The following is a guest post by Benjamin Daniel of WriteRight Publications. Benjamin is really big on education research, measurable metrics, improved education outcomes and education reform. He has successfully lobbied for increased funding for early childhood education funding, done field work and led teams as a community organizer. Benjamin also led nonprofit and community development initiatives in underserved communities.
In a quiet suburb of a large, major American city, on streets with loud, laughing, child-filled environmentally friendly parks and whose homes feature two-car garages, whose two-parent, racially-diverse, middle-class, college-educated mothers and fathers make sure to recycle paper and plastic and use energy-friendly lights for lamps, who water well-maintained, landscaped lawns during off hours to help conserve water and who have between two and four well-read and attentive children, there is daily, violent fighting. The fighting is political and, therefore, personal. The fighting is over the present and the future of American public education. But I’ve skipped a step or two.

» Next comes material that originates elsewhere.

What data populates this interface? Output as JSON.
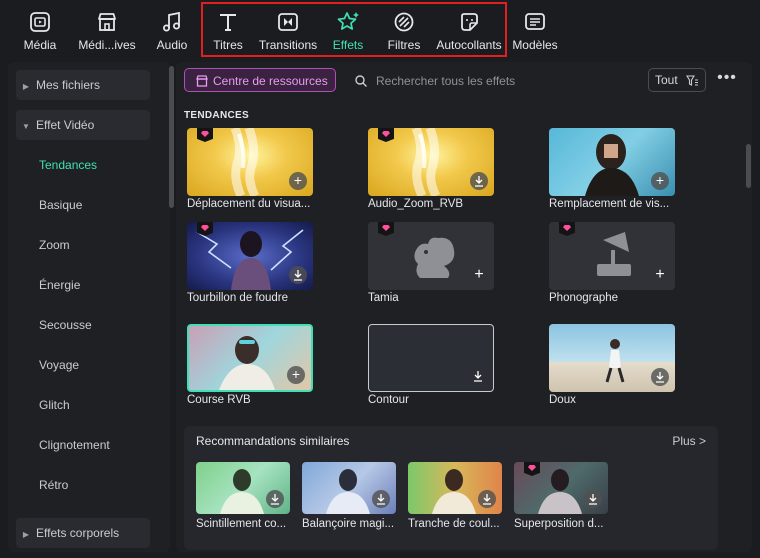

By 1918 every state in America had passed laws requiring children to receive an education. America was changing from a country where most people were farmers and worked schedules tied to planting and harvesting crops to a country where most of the people worked in factories and were moving to heavily-populated cities on its coasts. Education was becoming increasingly important in these cities.
Unfortunately, the education laws put in place in 1918 set varying, inefficient guidelines. The new laws did not specify what kind of education children should receive, what was important to learn, why it was important to learn it, and, depending on the state, set different limits on how long children had to attend school and how old they had to be upon starting and finishing. Until the United States Department of Education was formed in 1980, states set their own rules that involved a lot of guesswork and were based on different kinds of research with no unifying ideas about effective policy. America still lacks a clear and effective national education policy and hasn’t agreed on a national curriculum. Many of the countries now found ahead of us in world rankings have instituted universal education standards and policies and done well as a result, improving education outcomes for students across socioeconomic and racial strata.
Still, for a long time we managed as the stick stirring the global education and innovation pot. America was ranked at or near the top of so-called “first world” countries for education. Now, however, America ranks as “average” according to the Organisation for Economic Co-Operation and Development (OECD). On a 1,000-point scale, America rates around 500 in reading, math and science. OECD’s Programme for International Student Assessment (PISA), meanwhile, says that, of the 34 countries studied, American 15 year-olds rank 14th in reading, 17th in science and 25th in math, in the middle or near bottom.
The Purpose of an Education
We’re fighting over American education because we can’t agree on what an American education is. We’re fighting over American education because too often a quality education depends on how much money a family earns and where that family is allowed to live. We have a mismatched group of education policies that are different for each state and, in fact, are different within states. I was raised in a state, New Jersey, where the quality of education varied wildly within a 10 square-mile radius. Politicians and educators are proposing solutions from vouchers to small classes to paying children to get good grades. None of these work consistently, if at all.
To see what solutions will be offered, please come back for Parts II and III to be published later this week. Until then, please leave your comments below.